Five guys who have barely seen the practice field, or in some cases have not seen the practice field, could determine Sunday night's outcome:
In Dallas, Roy Williams has not practiced after developing plantar fasciitis. He's been held out all week and the team hopes rest will have him ready to play:
[Williams] did not practice this week after developing a case of plantar fasciitis that caused him to miss practice last Friday. Williams did play in the Pittsburgh game, but Phillips said he wasn't as effective in the second half.

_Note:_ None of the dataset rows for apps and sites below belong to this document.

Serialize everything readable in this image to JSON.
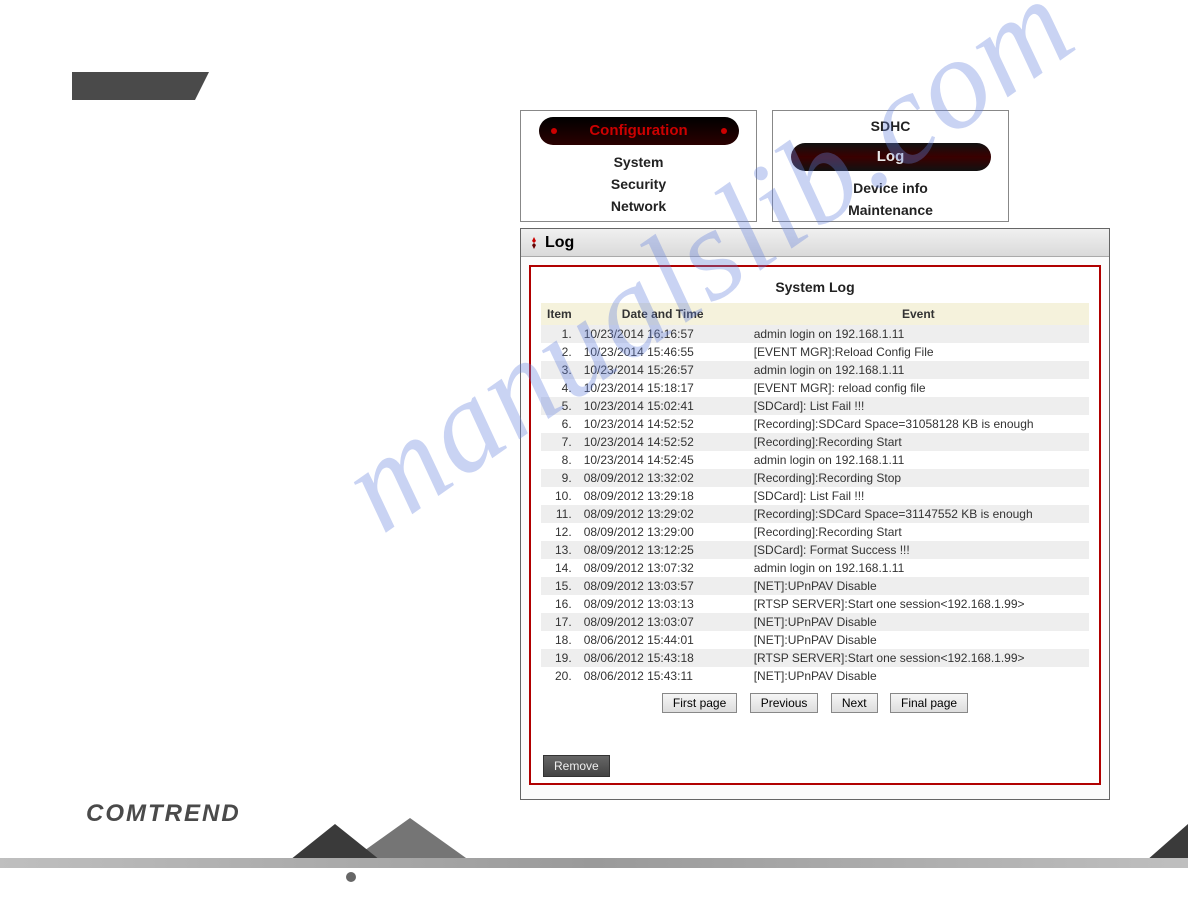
{
  "nav": {
    "left_pill": "Configuration",
    "left_items": [
      "System",
      "Security",
      "Network"
    ],
    "right_top": "SDHC",
    "right_pill": "Log",
    "right_items": [
      "Device info",
      "Maintenance"
    ]
  },
  "panel": {
    "title": "Log",
    "section_title": "System Log",
    "columns": {
      "item": "Item",
      "datetime": "Date and Time",
      "event": "Event"
    }
  },
  "rows": [
    {
      "n": "1.",
      "dt": "10/23/2014 16:16:57",
      "ev": "admin login on 192.168.1.11"
    },
    {
      "n": "2.",
      "dt": "10/23/2014 15:46:55",
      "ev": "[EVENT MGR]:Reload Config File"
    },
    {
      "n": "3.",
      "dt": "10/23/2014 15:26:57",
      "ev": "admin login on 192.168.1.11"
    },
    {
      "n": "4.",
      "dt": "10/23/2014 15:18:17",
      "ev": "[EVENT MGR]: reload config file"
    },
    {
      "n": "5.",
      "dt": "10/23/2014 15:02:41",
      "ev": "[SDCard]: List Fail !!!"
    },
    {
      "n": "6.",
      "dt": "10/23/2014 14:52:52",
      "ev": "[Recording]:SDCard Space=31058128 KB is enough"
    },
    {
      "n": "7.",
      "dt": "10/23/2014 14:52:52",
      "ev": "[Recording]:Recording Start"
    },
    {
      "n": "8.",
      "dt": "10/23/2014 14:52:45",
      "ev": "admin login on 192.168.1.11"
    },
    {
      "n": "9.",
      "dt": "08/09/2012 13:32:02",
      "ev": "[Recording]:Recording Stop"
    },
    {
      "n": "10.",
      "dt": "08/09/2012 13:29:18",
      "ev": "[SDCard]: List Fail !!!"
    },
    {
      "n": "11.",
      "dt": "08/09/2012 13:29:02",
      "ev": "[Recording]:SDCard Space=31147552 KB is enough"
    },
    {
      "n": "12.",
      "dt": "08/09/2012 13:29:00",
      "ev": "[Recording]:Recording Start"
    },
    {
      "n": "13.",
      "dt": "08/09/2012 13:12:25",
      "ev": "[SDCard]: Format Success !!!"
    },
    {
      "n": "14.",
      "dt": "08/09/2012 13:07:32",
      "ev": "admin login on 192.168.1.11"
    },
    {
      "n": "15.",
      "dt": "08/09/2012 13:03:57",
      "ev": "[NET]:UPnPAV Disable"
    },
    {
      "n": "16.",
      "dt": "08/09/2012 13:03:13",
      "ev": "[RTSP SERVER]:Start one session<192.168.1.99>"
    },
    {
      "n": "17.",
      "dt": "08/09/2012 13:03:07",
      "ev": "[NET]:UPnPAV Disable"
    },
    {
      "n": "18.",
      "dt": "08/06/2012 15:44:01",
      "ev": "[NET]:UPnPAV Disable"
    },
    {
      "n": "19.",
      "dt": "08/06/2012 15:43:18",
      "ev": "[RTSP SERVER]:Start one session<192.168.1.99>"
    },
    {
      "n": "20.",
      "dt": "08/06/2012 15:43:11",
      "ev": "[NET]:UPnPAV Disable"
    }
  ],
  "pager": {
    "first": "First page",
    "prev": "Previous",
    "next": "Next",
    "final": "Final page"
  },
  "buttons": {
    "remove": "Remove"
  },
  "brand": "COMTREND",
  "watermark": "manualslib.com"
}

That last line concerns me. Williams had no separation in the second half last week. He was clearly hobbled. Plantar fasciitis can be a hobbling injury. It's very painful, if nothing else. It put Terence Newman on the shelf for weeks last year.
Welcome back, Miles Austin.
-- Ken Hamlin has not practiced all week with an ankle injury. It seems he's out as a precaution, but Dallas needs him anchoring the secondary.
-- Keith Davis has practiced this week, despite having a third-degree sprain of a medial collateral ligament. That's a severe sprain. He has practiced and is expected to play, but at what level?
In New York, WR Domenik Hixon returned to practice yesterday, but coach Tom Coughlin offered only a modest endorsement of his health:
Hixon is "OK," Coughlin said, "but how he gets up tomorrow morning, we don't know." The coach did not expand on Jacobs' situation beyond saying that "he hasn't practiced all week."
He looks as certain as the Cowboys' safeties. He's likely to play, but at what level? He's the Giants deep threat with Plaxico Burress out. He was their best deep threat when Burress was around, averaging 13.9 yards per catch. If he's not himself, New York's vertical game will be questionable.
--Another injury which has escaped discussion is Fred Robbins' bad shoulder. He's missed most of the week with an undetermined shoulder injury and is listed as questionable, meaning he's 50/50.
He'll likely play. Most players listed as questionable do. But at what level? Robbins has six sacks, tied with Mathias Kiwanuka for second on the team. He is to the Giants what Jay Ratliff is to Dallas, the inside force who pushes QBs to the ends.
The Giants front four has 75% of New York's 36 sacks. And that rush line's production has slowed recently. A less-than-healthy Robbins could be a small factor in Dallas' favor.
Right now, it appears Sunday's winner may be the healthiest team. And right now, it's not clear which team can make that claim.